For more information about how paroxetine can affect you and your baby during pregnancy, read the leaflet about the best use of medicines in pregnancy (BUMPS).

Paroxetine and breastfeeding

If your doctor or health visitor says your baby is healthy, paroxetine can be used during breastfeeding. It has been used by many breastfeeding mothers without any problems.

Paroxetine passes into breast milk in very small amounts, and has been linked with side effects in very few breastfed babies.

It is important to continue taking paroxetine to keep you well.

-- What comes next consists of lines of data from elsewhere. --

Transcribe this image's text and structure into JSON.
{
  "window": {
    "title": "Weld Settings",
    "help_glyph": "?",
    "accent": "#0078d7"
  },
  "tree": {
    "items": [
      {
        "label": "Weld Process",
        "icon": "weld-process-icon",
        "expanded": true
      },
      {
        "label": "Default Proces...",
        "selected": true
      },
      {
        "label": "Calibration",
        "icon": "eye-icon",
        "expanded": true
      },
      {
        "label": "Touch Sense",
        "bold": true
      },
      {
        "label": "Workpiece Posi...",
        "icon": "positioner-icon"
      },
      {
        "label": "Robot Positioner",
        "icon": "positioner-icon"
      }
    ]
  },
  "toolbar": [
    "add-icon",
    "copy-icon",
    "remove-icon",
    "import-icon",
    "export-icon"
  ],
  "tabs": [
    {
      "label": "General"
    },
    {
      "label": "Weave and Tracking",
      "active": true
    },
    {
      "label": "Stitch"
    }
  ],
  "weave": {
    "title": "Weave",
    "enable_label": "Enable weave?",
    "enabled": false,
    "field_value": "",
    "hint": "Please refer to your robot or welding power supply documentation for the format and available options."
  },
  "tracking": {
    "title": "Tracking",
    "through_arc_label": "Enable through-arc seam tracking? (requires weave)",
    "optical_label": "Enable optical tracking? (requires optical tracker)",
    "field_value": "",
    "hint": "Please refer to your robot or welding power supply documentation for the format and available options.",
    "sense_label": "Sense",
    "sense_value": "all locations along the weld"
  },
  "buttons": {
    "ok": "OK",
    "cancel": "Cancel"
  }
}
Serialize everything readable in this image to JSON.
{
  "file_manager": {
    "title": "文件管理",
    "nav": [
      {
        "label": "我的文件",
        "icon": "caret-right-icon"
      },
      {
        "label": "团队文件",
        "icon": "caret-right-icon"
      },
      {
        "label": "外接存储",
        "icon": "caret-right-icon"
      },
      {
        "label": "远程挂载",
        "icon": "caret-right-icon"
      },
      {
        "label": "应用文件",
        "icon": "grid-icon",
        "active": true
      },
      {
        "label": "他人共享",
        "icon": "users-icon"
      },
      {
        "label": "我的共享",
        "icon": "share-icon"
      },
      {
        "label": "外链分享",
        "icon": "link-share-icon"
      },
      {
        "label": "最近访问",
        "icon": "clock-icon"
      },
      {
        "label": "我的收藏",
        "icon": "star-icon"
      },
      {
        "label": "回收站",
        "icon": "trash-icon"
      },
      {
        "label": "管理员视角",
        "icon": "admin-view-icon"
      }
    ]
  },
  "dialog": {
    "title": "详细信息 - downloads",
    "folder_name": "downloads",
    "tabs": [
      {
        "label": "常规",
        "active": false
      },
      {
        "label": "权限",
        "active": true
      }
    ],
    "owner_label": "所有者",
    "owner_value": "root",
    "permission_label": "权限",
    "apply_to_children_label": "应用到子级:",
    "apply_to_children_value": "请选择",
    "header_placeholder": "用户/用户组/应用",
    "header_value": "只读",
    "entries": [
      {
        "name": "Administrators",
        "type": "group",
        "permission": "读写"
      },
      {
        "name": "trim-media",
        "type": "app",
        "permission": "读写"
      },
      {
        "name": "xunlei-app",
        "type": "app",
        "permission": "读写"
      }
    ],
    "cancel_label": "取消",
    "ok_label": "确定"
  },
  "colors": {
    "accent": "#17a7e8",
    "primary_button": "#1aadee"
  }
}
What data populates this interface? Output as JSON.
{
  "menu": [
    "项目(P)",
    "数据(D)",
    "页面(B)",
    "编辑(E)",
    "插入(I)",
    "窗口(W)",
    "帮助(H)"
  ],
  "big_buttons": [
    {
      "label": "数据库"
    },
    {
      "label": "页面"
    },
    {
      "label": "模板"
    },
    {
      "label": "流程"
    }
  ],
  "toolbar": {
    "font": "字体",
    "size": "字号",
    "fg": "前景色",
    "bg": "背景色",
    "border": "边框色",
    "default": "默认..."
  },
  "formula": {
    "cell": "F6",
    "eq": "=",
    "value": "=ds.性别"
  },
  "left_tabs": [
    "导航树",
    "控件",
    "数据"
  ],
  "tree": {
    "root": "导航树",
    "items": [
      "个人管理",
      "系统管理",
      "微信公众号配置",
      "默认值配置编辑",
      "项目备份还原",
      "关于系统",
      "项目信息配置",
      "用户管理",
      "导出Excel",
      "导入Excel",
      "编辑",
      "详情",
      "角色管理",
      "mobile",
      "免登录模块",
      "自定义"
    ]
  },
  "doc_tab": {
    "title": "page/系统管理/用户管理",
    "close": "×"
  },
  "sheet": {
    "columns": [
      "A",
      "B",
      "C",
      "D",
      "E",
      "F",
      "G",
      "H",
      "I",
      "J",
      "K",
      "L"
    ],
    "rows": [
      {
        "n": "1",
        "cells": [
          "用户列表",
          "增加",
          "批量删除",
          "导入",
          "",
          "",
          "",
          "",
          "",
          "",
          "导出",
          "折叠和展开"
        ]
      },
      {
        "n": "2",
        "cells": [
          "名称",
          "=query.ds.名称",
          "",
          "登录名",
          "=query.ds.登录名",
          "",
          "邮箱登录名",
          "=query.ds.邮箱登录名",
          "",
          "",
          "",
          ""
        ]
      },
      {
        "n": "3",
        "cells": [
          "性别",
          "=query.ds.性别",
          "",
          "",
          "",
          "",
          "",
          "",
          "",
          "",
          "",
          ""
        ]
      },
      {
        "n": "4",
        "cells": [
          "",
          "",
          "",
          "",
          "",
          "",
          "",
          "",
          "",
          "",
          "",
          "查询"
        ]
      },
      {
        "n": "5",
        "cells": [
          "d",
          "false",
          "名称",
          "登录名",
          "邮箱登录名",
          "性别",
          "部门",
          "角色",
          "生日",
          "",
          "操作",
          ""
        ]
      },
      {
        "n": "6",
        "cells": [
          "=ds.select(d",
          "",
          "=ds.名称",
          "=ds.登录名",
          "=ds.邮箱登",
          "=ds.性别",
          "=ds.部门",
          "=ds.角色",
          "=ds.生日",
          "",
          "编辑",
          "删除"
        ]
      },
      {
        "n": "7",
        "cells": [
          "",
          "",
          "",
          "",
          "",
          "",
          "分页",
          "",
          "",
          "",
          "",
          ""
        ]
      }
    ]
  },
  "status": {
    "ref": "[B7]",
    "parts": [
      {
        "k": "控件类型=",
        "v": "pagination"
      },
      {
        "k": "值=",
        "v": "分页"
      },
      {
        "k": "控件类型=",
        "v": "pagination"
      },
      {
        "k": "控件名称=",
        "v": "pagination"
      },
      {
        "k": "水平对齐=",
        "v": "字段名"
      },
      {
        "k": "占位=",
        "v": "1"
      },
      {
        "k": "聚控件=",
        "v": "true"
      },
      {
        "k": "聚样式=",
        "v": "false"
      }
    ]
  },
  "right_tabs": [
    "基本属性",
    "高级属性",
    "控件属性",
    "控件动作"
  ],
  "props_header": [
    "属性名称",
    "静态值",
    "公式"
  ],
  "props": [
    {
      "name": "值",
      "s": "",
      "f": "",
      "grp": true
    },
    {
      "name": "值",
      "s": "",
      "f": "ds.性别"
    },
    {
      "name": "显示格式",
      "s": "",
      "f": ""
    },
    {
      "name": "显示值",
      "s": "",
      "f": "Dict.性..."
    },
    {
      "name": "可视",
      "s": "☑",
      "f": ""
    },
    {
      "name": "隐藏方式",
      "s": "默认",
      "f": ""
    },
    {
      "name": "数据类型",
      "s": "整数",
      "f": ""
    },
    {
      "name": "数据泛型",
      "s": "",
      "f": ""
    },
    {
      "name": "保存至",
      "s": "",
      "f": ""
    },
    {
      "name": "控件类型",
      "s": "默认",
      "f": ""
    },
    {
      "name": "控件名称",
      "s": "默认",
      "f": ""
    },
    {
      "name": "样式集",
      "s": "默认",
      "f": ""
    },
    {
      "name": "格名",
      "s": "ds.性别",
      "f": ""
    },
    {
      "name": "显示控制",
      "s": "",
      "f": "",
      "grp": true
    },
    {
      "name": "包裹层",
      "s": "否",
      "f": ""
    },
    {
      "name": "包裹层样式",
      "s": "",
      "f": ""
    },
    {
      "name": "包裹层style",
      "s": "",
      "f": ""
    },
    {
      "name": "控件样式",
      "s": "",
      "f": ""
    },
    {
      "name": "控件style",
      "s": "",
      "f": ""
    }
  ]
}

Breastfeeding will also benefit both you and your baby.

If you notice that your baby isn't feeding as well as usual, or seems unusually sleepy, or if you have any other concerns about your baby, then talk to your health visitor or doctor as soon as possible.

Tell your doctor if you're:

  • trying to get pregnant
  • pregnant
  • breastfeeding

8. Cautions with other medicines

Some medicines and paroxetine can interfere with each other and increase the chances of you having side effects.

Tell your doctor if you're taking these medicines before you start paroxetine:

  • any medicines that affect your heartbeat - as paroxetine can speed up or change your heartbeat
  • any other medicines for depression - some rarely used antidepressants can interact with paroxetine to cause very high blood pressure even when they have been stopped for a few weeks
  • any medicines for schizophrenia - some rarely used medicines for schizophrenia can interact with paroxetine to cause heart problems

Mixing paroxetine with herbal remedies and supplements

Do not take St John's wort, the herbal remedy for depression, while you are being treated with paroxetine as this will increase your risk of side effects.

Important

Tell your doctor or pharmacist if you're taking any other medicines, including herbal remedies, vitamins or supplements.

9. Common questions

Page last reviewed: 13/12/2018
Next review due: 13/12/2021